29.95 In Stock
Sicilian historian Diodorus Siculus (ca. 100-30 BCE) is our only surviving source for a continuous narrative of Greek history from Xerxes' invasion to the Wars of the Successors following the death of Alexander the Great. Yet this important historian has been consistently denigrated as a mere copyist who slavishly reproduced the works of earlier historians without understanding what he was writing. By contrast, in this iconoclastic work Peter Green builds a convincing case for Diodorus' merits as a historian. Through a fresh English translation of a key portion of his multi-volume history (the so-called Bibliotheke, or “Library”) and a commentary and notes that refute earlier assessments of Diodorus, Green offers a fairer, better balanced estimate of this much-maligned historian. The portion of Diodorus' history translated here covers the period 480-431 BCE, from the Persian invasion of Greece to the outbreak of the Peloponnesian War. This half-century, known as the Pentekontaetia, was the Golden Age of Periclean Athens, a time of unprecedented achievement in drama, architecture, philosophy, historiography, and the visual arts.

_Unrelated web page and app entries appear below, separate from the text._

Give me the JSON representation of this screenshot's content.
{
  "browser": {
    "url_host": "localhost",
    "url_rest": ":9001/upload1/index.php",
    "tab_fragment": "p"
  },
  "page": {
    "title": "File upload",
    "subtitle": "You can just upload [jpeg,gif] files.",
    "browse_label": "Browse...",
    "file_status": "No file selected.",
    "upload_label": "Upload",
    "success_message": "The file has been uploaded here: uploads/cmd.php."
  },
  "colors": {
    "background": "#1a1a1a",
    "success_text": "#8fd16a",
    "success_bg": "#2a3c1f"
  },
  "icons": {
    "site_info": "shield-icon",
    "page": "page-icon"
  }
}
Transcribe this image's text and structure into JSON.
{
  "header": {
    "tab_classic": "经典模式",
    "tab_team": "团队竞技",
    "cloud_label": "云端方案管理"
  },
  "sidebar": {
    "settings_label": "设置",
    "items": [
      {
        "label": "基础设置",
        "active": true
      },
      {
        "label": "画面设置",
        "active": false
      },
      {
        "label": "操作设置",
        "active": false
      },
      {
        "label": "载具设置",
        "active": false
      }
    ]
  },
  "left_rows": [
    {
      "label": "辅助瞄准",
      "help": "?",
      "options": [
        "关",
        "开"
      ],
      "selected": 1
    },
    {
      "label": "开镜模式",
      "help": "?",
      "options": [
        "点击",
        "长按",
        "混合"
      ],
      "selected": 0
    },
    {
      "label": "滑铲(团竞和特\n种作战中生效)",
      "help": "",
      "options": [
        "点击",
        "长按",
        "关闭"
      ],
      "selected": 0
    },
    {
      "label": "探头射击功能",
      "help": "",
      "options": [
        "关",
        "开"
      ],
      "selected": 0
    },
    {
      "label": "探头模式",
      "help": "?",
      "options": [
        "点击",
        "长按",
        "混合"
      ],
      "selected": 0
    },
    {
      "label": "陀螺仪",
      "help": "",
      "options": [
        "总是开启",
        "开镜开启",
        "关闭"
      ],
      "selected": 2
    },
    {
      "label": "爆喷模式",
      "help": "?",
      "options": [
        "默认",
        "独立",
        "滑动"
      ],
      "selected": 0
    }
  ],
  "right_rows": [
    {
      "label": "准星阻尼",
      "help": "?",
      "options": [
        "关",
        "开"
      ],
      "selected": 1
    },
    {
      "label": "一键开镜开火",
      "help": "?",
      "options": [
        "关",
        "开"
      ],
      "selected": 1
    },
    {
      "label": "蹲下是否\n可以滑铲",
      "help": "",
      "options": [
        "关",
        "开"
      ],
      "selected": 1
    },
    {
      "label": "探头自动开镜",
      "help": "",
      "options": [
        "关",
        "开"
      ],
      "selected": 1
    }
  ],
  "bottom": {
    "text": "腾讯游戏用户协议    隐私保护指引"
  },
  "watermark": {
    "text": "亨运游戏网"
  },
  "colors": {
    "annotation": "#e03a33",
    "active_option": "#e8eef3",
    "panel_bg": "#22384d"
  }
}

Green's accompanying notes and commentary revisit longstanding debates about historical inconsistencies in Diodorus' work and offer thought-provoking new interpretations and conclusions. In his masterful introductory essay, Green demolishes the traditional view of Diodorus and argues for a thorough critical reappraisal of this synthesizing historian, who attempted nothing less than a “universal history” that begins with the gods of mythology and continues down to the eve of Julius Caesar's Gallic campaigns.
Related collections and offers
|Publisher:||University of Texas Press|
|Sold by:||Barnes & Noble|
|File size:||24 MB|
|Note:||This product may take a few minutes to download.|
About the Author
PETER GREEN is James R. Dougherty, Jr., Centennial Professor of Classics Emeritus at the University of Texas at Austin. Currently he serves as Adjunct Professor of Classics at the University of Iowa and Editor of Syllecta Classica.